= Task description =
List each line of the data that holds the word "them".

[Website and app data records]
+-------+

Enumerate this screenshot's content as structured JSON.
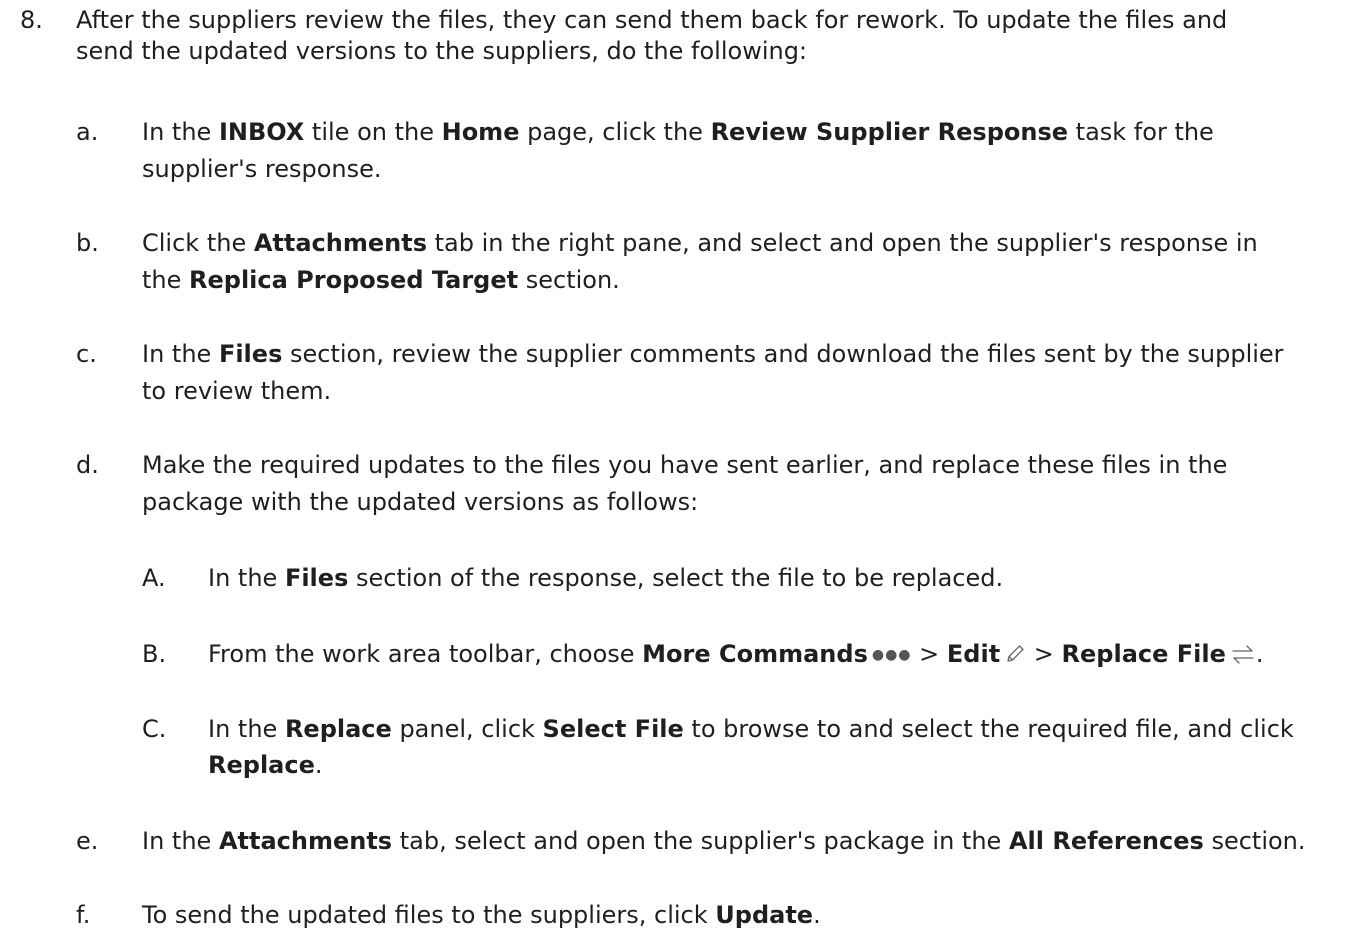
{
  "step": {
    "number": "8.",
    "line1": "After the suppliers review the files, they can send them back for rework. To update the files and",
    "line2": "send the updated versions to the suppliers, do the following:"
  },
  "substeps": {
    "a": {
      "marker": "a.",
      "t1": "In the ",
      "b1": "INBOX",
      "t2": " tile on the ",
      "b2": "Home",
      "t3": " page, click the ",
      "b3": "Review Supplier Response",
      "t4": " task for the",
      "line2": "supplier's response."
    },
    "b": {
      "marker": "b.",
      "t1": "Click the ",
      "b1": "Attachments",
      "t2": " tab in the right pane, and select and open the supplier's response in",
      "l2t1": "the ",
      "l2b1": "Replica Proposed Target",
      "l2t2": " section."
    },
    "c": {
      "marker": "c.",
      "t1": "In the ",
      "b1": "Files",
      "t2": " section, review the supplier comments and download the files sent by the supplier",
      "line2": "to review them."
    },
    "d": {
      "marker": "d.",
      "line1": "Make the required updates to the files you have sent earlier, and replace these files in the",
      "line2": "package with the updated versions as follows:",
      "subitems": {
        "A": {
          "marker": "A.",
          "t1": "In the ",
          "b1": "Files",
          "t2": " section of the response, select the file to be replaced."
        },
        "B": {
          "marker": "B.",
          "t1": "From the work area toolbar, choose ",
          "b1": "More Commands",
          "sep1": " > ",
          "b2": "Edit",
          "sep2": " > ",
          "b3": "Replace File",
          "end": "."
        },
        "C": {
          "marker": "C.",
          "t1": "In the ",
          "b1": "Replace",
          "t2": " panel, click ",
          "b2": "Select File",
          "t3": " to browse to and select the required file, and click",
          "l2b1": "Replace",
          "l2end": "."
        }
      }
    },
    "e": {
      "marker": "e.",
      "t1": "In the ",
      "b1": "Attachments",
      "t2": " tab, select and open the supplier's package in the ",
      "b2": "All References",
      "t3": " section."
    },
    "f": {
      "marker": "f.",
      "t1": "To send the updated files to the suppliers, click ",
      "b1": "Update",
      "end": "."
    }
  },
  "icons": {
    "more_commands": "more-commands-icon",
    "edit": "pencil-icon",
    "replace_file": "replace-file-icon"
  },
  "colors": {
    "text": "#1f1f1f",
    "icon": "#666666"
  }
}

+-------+

= Solution for this exercise =
    "line1": "After the suppliers review the files, they can send them back for rework. To update the files and",
      "line2": "to review them."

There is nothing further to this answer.